In this context, the current debate on new professional models acquires singular relevance. We have inherited a series of models that were defined within the framework of the first Industrial Revolution and that were generalized throughout the 19th century. Today we can describe these models as being problematic. The great debate in the Polytechnics and other Schools prove this. It is a natural consequence of the Knowledge-based Society. On the one hand, learning models and access to knowledge are problematized; on the other hand, there is a redefinition of the types of profession that in the new context of knowledge and skills are flexible and suggest new types of competences. Without a doubt, it is a new challenge that demands new forms of innovation.

 

Cambridge University recently published a report on the urgency of imagining and projecting the professions of the future. The reasons for this urgency corresponded to two strongly implicated areas: on the one hand, as is obvious, everything that has to do with the consequences that stem from the emergence of the Knowledge-based Society already mentioned; but, on the other hand, the consequences that are related to the implementation of new production systems and everything related to the new scientific revolution in the field of production. In the context of Post-Industrial Societies, the Science-Production System relationship is qualitatively modified, forcing a review of professional models, or the system of competencies that guarantee the system's functioning. This implies a broader perspective of the area and forms of innovation.  

At the same time, we could observe how, over the last few years, there has been a progressive expansion of the theoretical and operational field of Design. Its programs have come to be defined from a permeable relation to the great transformations of the systems of lifestyles in post-industrial society, marked mainly by the cultural homologation and the internationalization of production. In this convergence, we can see a multiplication of the new online areas in which Design defines its new programs and responses to a world that will continue to see how its historical referents and their lifestyles are transformed.

All of the above can be understood as the contexts in which to interpret the current demands facing a determined innovation in all areas of the IED institution that is now celebrating its 50th anniversary and seeks to project its future in a responsible fashion.

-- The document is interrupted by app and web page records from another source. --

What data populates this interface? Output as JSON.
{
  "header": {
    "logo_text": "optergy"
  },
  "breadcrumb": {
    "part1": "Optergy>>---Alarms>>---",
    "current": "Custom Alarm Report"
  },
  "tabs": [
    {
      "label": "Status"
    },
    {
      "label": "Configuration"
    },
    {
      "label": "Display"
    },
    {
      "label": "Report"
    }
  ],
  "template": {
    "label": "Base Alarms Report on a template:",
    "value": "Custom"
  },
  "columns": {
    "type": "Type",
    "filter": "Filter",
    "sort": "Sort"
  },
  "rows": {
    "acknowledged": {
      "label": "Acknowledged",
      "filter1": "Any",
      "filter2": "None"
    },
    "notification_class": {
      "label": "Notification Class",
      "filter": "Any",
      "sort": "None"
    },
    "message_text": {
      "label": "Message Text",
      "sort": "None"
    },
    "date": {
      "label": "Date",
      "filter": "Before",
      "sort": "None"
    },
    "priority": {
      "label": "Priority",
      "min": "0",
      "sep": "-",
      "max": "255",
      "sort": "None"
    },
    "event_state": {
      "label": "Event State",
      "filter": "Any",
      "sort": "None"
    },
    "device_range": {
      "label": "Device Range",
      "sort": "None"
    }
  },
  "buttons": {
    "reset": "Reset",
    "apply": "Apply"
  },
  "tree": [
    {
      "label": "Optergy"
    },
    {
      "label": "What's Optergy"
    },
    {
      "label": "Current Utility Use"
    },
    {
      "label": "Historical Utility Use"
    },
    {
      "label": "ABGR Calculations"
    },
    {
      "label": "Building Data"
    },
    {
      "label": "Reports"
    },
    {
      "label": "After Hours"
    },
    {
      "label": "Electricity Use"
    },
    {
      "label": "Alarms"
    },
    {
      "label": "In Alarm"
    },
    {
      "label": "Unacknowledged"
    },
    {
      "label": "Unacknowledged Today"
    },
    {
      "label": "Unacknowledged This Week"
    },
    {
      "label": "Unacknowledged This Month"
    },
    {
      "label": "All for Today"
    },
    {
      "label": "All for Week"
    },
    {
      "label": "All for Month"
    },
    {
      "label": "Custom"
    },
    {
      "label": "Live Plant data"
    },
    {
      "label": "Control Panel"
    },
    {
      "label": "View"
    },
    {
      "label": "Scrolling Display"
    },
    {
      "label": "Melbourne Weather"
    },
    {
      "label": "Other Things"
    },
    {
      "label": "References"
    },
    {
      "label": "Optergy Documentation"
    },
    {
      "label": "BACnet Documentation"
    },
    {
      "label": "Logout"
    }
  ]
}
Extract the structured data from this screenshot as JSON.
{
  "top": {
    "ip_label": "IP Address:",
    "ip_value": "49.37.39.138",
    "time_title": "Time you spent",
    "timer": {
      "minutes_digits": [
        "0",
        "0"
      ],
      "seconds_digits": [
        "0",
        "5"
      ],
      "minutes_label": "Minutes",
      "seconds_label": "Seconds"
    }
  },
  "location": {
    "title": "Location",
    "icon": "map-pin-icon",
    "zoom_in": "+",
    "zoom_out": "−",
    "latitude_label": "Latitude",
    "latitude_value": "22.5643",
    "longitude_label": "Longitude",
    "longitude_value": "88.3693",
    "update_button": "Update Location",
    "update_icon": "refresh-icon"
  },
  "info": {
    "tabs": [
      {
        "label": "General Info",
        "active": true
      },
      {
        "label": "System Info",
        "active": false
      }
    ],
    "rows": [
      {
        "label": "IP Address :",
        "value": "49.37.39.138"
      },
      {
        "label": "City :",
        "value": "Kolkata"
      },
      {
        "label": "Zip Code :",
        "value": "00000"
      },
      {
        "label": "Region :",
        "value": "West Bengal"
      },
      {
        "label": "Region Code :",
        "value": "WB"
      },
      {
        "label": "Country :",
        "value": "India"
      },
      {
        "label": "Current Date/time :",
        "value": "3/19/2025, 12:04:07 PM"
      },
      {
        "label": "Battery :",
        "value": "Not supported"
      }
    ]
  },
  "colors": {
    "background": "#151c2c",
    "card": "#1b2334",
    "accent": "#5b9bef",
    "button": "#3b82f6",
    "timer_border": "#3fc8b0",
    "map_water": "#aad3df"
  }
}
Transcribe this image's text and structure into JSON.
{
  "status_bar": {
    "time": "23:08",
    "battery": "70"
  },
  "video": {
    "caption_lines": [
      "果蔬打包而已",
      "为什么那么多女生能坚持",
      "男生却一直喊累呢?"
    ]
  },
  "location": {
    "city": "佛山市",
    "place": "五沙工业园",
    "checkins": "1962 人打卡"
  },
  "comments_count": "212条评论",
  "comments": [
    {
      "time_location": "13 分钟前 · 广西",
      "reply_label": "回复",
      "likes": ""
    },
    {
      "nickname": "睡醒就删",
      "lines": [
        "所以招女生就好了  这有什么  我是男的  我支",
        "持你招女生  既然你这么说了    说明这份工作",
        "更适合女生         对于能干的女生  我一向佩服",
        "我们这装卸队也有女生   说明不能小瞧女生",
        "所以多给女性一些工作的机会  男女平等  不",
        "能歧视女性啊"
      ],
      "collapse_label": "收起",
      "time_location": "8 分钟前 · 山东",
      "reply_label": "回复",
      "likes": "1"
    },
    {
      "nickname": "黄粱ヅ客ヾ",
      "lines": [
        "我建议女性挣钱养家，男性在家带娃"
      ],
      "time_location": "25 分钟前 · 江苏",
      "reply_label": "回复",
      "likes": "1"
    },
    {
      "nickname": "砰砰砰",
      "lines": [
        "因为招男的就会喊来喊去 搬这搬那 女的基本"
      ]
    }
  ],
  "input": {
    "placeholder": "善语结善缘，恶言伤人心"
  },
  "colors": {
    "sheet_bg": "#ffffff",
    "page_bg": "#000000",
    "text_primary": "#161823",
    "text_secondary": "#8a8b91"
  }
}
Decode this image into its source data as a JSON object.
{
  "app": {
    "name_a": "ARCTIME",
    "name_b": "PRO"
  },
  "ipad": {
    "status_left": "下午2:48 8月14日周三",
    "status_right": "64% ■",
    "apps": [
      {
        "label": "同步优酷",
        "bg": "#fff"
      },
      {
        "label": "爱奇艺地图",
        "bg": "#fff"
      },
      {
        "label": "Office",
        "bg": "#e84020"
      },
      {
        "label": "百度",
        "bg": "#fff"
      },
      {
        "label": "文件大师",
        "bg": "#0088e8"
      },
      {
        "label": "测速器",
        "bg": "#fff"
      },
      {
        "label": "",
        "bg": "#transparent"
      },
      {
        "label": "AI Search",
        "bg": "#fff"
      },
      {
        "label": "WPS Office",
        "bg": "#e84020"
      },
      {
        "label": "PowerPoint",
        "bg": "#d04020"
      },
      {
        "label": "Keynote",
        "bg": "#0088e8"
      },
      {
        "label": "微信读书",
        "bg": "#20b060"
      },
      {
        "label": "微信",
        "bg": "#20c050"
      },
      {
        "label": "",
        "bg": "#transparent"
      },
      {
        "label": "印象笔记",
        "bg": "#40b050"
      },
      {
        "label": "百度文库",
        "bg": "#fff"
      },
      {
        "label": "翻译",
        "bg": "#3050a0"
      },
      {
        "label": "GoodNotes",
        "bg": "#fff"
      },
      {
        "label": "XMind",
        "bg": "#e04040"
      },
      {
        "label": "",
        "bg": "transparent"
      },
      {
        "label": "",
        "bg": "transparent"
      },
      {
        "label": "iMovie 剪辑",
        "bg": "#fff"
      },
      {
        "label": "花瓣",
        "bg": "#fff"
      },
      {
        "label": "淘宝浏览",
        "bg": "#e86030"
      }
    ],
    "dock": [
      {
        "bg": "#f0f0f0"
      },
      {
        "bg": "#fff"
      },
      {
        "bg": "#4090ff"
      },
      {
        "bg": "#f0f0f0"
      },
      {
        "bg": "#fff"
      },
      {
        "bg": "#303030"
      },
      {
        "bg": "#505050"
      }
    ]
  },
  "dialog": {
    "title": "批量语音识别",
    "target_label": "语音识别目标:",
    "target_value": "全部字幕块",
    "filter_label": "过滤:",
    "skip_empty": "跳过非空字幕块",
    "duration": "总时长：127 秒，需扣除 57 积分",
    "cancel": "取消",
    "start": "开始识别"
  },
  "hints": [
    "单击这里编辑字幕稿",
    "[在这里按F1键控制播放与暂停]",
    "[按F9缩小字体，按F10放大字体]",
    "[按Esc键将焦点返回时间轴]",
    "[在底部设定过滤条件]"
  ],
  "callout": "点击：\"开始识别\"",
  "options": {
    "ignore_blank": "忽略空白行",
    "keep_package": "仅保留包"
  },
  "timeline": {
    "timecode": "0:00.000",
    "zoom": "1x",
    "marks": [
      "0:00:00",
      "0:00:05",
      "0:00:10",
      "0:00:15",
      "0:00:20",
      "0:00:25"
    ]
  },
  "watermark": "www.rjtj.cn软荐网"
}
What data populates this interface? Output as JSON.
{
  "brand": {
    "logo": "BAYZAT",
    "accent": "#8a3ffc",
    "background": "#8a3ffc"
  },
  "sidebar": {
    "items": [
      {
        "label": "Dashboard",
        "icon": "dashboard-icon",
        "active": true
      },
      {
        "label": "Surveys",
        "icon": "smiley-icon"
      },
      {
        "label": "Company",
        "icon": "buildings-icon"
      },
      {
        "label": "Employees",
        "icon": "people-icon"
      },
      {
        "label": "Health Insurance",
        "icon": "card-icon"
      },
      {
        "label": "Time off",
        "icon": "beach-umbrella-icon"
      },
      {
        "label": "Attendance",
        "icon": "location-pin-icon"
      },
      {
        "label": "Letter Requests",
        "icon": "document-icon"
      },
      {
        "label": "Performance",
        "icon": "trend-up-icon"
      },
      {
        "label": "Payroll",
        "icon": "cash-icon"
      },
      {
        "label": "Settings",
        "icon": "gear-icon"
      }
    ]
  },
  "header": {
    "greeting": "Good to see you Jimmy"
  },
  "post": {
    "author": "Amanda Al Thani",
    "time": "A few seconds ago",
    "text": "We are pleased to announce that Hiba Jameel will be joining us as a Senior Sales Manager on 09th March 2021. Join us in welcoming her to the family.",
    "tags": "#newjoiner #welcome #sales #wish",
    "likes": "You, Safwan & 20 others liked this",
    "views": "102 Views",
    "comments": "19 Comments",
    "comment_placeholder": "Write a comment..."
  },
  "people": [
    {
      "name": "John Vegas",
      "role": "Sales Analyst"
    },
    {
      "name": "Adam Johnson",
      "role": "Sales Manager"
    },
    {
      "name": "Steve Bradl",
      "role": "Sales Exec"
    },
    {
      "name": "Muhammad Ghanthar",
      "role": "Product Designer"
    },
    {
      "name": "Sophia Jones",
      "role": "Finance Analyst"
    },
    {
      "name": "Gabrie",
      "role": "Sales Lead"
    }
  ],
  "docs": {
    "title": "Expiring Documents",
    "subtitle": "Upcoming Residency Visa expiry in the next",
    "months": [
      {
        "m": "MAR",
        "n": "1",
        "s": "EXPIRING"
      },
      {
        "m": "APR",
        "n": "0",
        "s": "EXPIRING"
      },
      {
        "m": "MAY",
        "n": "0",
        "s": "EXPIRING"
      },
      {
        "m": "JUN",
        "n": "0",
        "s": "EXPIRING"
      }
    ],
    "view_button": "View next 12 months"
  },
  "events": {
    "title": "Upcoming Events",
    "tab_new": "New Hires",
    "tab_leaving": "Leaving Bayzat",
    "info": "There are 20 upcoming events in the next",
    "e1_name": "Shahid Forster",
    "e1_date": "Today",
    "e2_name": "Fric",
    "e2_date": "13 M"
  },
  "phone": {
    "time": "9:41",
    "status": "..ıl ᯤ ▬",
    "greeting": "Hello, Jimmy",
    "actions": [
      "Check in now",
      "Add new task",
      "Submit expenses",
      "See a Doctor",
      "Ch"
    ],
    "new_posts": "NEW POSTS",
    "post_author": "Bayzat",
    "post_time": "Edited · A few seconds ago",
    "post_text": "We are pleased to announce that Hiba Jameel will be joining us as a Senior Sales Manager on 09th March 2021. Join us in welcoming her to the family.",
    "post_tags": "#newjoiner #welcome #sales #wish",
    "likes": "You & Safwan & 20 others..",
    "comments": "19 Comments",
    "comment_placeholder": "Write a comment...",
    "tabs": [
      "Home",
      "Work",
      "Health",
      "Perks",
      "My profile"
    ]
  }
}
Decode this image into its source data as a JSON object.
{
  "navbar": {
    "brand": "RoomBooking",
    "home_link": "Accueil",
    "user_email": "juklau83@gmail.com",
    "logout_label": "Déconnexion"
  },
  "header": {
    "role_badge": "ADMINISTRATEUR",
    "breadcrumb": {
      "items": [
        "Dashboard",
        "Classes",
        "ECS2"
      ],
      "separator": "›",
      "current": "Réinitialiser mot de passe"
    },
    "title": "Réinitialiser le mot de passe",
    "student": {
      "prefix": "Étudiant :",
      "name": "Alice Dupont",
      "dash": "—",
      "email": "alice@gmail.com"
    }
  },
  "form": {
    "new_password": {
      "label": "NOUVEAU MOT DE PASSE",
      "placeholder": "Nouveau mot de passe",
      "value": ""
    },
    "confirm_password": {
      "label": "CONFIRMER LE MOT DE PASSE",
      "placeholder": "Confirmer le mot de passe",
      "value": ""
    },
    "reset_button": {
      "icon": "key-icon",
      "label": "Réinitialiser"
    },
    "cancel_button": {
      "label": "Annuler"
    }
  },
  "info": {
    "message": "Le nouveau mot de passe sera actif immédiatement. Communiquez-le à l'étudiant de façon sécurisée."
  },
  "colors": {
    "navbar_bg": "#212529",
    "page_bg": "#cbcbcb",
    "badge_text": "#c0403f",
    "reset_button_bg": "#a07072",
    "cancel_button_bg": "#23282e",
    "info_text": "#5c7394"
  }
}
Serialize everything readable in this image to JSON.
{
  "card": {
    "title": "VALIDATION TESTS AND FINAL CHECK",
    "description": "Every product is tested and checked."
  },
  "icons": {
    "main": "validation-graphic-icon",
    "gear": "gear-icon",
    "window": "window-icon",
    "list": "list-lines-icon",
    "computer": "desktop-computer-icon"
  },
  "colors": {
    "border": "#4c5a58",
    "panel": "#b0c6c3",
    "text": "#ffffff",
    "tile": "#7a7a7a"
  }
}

Any innovation process requires both institutional changes and individual disposition. It is important to think and guide intervention strategies on those levels or particular instances of the institution that have a main relevance in the global structure, in order to avoid blockages and loss of functionality